    I am old enough to remember. And I do not remember Volcker, or Reagan, fondly. I had to sell a house on land contract because mortgage interest rates had exceeded the state’s usury law. I suggest William Greider’s Secrets of the Temple for an economic history of the era.

    Carter lost largely because of the recession, from which we were recovering, but not enough for reelection. Trump and Volcker then deliberately drove us back into recession, a very deep recession. At a management meeting my company president said despite cratered sales, we would continue building equipment to inventory, since Reagan was doing the right things in the economy. I went home and shotgunned out fifty resumes (snail mail) that weekend and eventually moved to Indiana. I don’t know where he went after the company folded.

    Volcker was happy to hold the economy down, driving unemployment over 10%, 25% in my old home town of Rockford IL, generally regarded as the setting for Roseanne. Eventually the Mexican banking system threatened to fail, forcing Vocker to loosen. He resisted as long as he could, expecting a return to stagflation. Instead, to his complete surprise, the economy recovered without inflation, calling into question the Monetary Theory Volcker used to justify the whole miserable mess he caused.

    The “Miracle of Reaganomics” consists of very carefully looking at the period from the trough of the recession Reagan deliberately caused to the subsequent peak. It’s a fraud based on cherry picking dates.

  9. Gustopher says:


    So who will fill the Ford/Carter role following the Obama/Trump “imperial presidency”?

    I don’t think Obama really fell into the “imperial presidency” trap. Not like Nixon or Trump.

    Obama never claimed to be above the law. In the face of complete intransigence he pushed against the limits of the law (DACA arguably; some of the ObamaCare regulations to fix broken parts of the law, definitely)

    But, generally, Obama was a pretty restrained executive.

    You want to mention the drone war, don’t you? Previous presidents have launched cruise missiles willy nilly, with no real congressional oversight. The drone attacks are just a more carefully targeted version of that reducing collateral damage/deaths.

    I think we are in fewer wars because we have a low-intensity option, even if I don’t like that option. I dislike it less than another war though.

  10. Gustopher says:

    @Gustopher: I am now waiting for Dinesh D’Sousa to produce Nixon/Frost, the counterpoint to Frost/Nixon, in which Nixon is in the right.
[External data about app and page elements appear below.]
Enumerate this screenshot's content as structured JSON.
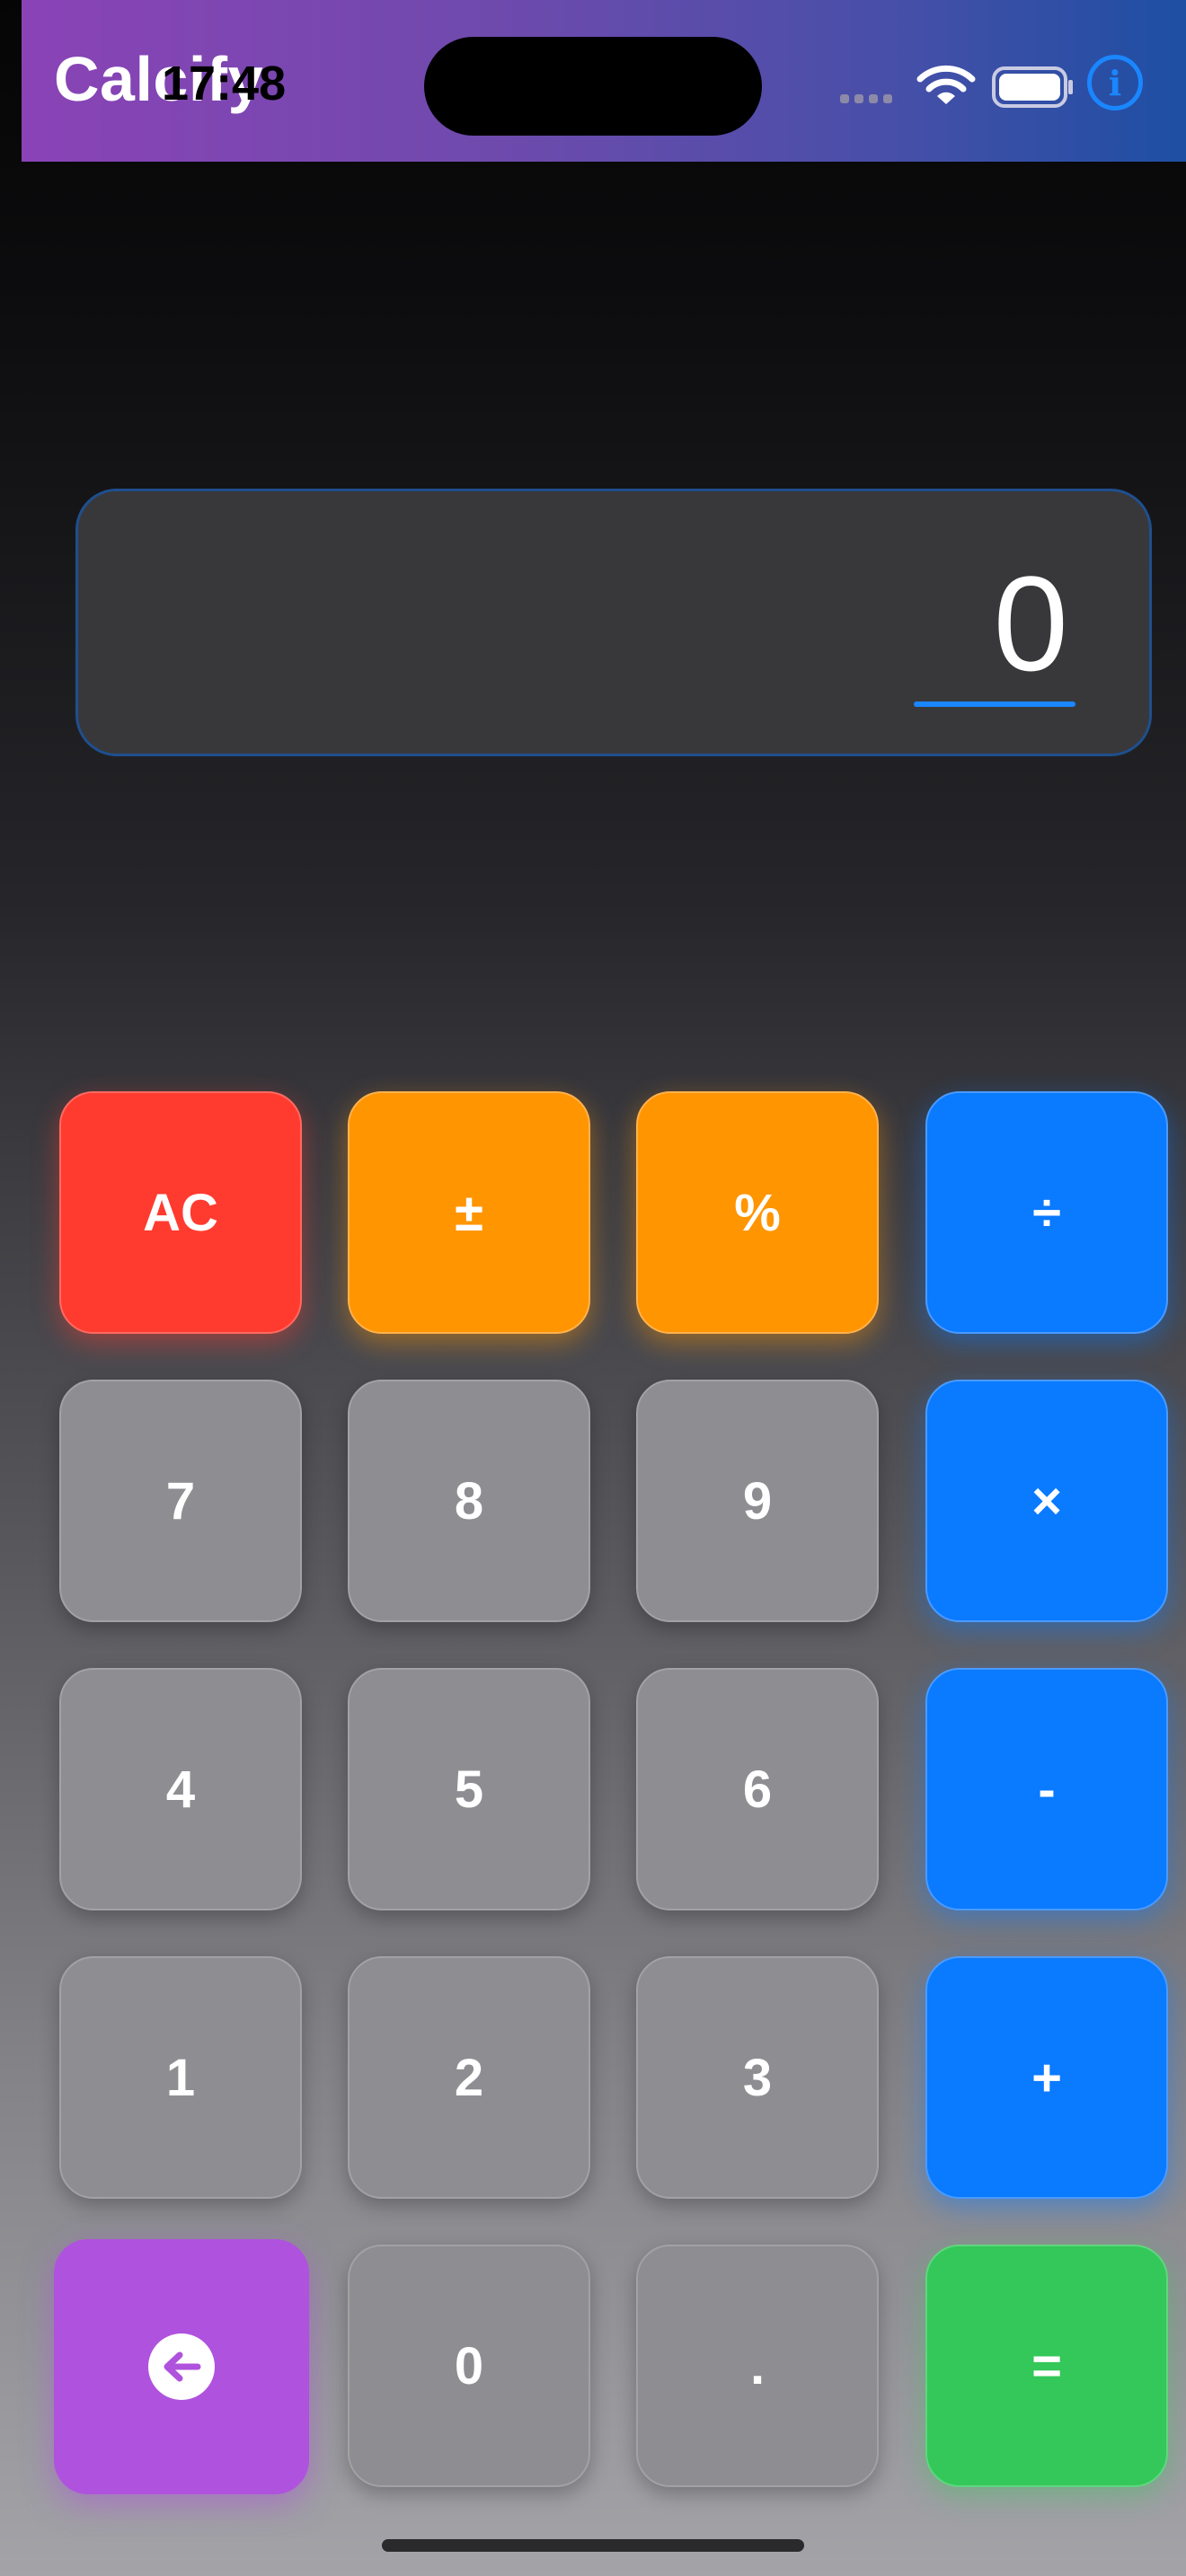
{
  "app": {
    "title": "Calcify"
  },
  "status_bar": {
    "time": "17:48"
  },
  "display": {
    "value": "0"
  },
  "keys": {
    "ac": "AC",
    "plus_minus": "±",
    "percent": "%",
    "divide": "÷",
    "seven": "7",
    "eight": "8",
    "nine": "9",
    "multiply": "×",
    "four": "4",
    "five": "5",
    "six": "6",
    "minus": "-",
    "one": "1",
    "two": "2",
    "three": "3",
    "plus": "+",
    "zero": "0",
    "decimal": ".",
    "equals": "="
  },
  "icons": {
    "info": "info-icon",
    "backspace": "arrow-left-icon",
    "wifi": "wifi-icon",
    "battery": "battery-icon",
    "signal": "cellular-signal-icon"
  },
  "colors": {
    "accent_blue": "#0a7aff",
    "clear_red": "#ff3b30",
    "function_orange": "#ff9500",
    "equals_green": "#34c759",
    "backspace_purple": "#af52de",
    "digit_gray": "#8e8e92"
  }
}
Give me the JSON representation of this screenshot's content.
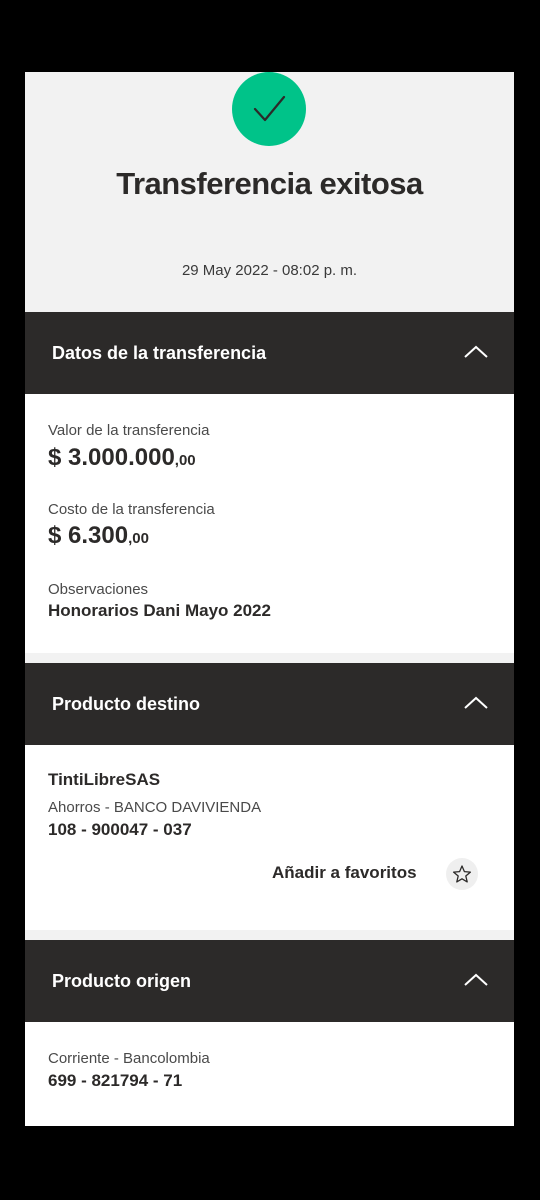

  11. Joe says:


    You want to mention the drone war, don’t you?

    Not really. I was thinking more in terms of the several things that Obama did by executive order since he faced a recalcitrant Congress, certainly after 2010. The fragility of those actions has been demonstrated several times by Trump. But I think it’s fair to compare Obama to Trump the same way Johnson is compared to Nixon. A president using (and probably exceeding) what presidential authority should be followed by a president who adds to the mix greed and graft, and a claim to be above the law.